BlackLine Blog

March 02, 2021

3 Key Habits of Highly Exceptional Accountants

Modern Accounting
2 Minute Read

Shannon Maynard

Share Article

A progressive shift is taking place within organizations. As finance automation solutions increase efficiencies, improve accuracy, and decrease risk, accountants are unleashed to focus on bigger picture tasks that drive strategic opportunities.

This is what the future of accounting looks like: time-consuming manual processes are automated, data is connected, and the role of the modern accountant augmented. This frees accountants to only focus on the exceptions, and it is the key to elevating the role of finance to establish confidence in your accounting processes and data across the organization.

By employing Continuous Accounting practices, everyday accountants can become Exceptional Accountants, providing high-value services in areas like forecasting, fraud detection, compliance, data analytics, technology strategy, and business advice.

Building a Foundational Framework

At InTheBlack in Los Angeles, a panel from Johnson Controls discussed the habits that can help you achieve exceptional accountant status while building a foundational framework for your accounting and finance teams.

The Johnson Controls panel is highly qualified to be speaking about this subject. Through hard work and the right technology, they have developed a high-performing accounting organization that is not just embracing change but driving it.

Process automation has enabled them to break down business-driven silos, earn that win-win with auditors, and work smarter, faster, and better.

Here are the first three habits to put into practice.

Habit 1: Get Organized

How often do you begin your workday knowing exactly what needs to get done, when, and by whom? Developing detailed schedules adds discipline and structure to your financial systems and ensures your Accounting stays on track.

But when you have tens of thousands of accounts to reconcile, multiple checklists and calendars, and no idea what your coworkers have completed—especially during the close—this is easier said than done.

Automating the account reconciliation process improves organization through easy access to data and workflow benefits. Implementing a task management solution provides visibility into what your team has on their plate, replaces the inefficient spreadsheets approval process, and manages the entire financial close with checklists, real-time dashboards, and structure to ensure compliance.

Habit 2: Take Control

To become exceptional, accountants must have controlled, well thought out processes. And to ensure they’re done properly and accurately, controls need to be in place for change management and to maintain integrity.

A solid foundation with strong controls and processes allows for endless growth and expansion opportunities. But it isn’t possible to achieve this with manual processes that limit the enforcement of controls and leave compliance gaps.

Accounting process automation enhances internal controls while enforcing standardization to improve the quality and accuracy of the financial data. No longer weighed down by the most time-consuming manual work, you are finally free to use your knowledge and expertise to instinctively discern mistakes and compliance issues, and detect the first indications of fraud.

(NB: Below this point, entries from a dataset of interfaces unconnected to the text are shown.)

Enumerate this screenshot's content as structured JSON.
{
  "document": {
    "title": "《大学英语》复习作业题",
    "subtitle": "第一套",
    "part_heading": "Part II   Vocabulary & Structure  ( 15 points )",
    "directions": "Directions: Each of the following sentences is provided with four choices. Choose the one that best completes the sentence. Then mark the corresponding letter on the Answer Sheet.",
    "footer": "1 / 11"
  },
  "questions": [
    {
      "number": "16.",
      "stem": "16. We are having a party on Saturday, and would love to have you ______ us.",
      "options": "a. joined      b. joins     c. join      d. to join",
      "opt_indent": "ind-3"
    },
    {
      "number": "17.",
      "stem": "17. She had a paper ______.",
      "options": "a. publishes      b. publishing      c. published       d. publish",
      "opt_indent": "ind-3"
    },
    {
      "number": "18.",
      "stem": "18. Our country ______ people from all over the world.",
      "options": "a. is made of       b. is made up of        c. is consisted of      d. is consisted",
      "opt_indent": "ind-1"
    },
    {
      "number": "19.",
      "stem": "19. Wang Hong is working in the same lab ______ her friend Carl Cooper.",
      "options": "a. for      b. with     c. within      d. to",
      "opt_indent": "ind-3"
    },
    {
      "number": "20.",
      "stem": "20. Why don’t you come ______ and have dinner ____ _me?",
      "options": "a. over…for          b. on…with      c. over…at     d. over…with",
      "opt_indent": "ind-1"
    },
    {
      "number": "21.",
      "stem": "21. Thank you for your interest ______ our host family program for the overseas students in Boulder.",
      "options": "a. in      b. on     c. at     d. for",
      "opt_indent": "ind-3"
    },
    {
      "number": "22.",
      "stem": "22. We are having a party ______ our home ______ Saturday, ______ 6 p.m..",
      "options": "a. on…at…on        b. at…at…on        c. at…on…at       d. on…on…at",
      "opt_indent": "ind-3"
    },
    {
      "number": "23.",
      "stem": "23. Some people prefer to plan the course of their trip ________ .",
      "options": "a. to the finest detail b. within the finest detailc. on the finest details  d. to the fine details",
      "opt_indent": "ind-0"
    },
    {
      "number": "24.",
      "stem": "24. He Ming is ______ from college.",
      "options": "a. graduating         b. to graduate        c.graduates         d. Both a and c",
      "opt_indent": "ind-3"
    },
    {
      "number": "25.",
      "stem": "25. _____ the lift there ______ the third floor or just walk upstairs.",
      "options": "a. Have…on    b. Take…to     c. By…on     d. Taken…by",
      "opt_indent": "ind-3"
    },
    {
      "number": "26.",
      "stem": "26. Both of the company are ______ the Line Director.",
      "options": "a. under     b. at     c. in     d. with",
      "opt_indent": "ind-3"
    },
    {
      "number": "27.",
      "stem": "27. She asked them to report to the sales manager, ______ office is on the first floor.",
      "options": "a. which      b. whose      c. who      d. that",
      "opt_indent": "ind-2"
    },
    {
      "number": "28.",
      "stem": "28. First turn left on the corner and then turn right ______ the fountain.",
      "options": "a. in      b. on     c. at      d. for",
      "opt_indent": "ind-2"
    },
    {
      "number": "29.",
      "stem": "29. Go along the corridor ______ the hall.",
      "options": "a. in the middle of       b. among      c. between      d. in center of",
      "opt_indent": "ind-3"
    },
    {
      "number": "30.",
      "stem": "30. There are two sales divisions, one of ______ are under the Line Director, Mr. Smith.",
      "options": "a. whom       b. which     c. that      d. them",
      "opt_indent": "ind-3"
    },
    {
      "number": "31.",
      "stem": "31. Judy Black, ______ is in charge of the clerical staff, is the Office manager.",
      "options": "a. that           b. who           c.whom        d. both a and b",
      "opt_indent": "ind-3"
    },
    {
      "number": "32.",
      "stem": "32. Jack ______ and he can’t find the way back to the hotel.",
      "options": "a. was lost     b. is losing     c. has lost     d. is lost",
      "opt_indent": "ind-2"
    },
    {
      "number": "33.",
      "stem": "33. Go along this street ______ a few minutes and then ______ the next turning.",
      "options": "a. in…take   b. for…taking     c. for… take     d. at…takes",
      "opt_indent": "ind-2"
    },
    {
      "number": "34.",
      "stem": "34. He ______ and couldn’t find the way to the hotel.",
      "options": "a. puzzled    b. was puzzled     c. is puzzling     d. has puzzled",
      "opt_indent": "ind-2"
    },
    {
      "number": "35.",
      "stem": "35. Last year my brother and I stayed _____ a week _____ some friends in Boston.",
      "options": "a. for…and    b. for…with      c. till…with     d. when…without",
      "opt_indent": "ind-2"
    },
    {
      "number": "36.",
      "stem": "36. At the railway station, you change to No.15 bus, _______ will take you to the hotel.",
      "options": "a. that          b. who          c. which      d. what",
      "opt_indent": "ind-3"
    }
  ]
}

Habit 3: Document

Documentation is vital to accounting processes. Reconciliations, journal entries, and many other financial close tasks must be documented in such a way that a user can not only follow the logic, but also reach succinct conclusions.

The individuals preparing and reviewing the task should have a basic understanding of the task purpose and methodologies. It’s also incredibly important to provide guidelines, an implementation plan, and training so that everyone is aligned with policies and processes.

Become an Exceptional Accountant

Read the 7 Habits of Highly Exceptional Accountants ebook to learn about the final four habits, and discover how all seven work in unison to serve as building blocks to Exceptional Accountant status.

About the Author


Shannon Maynard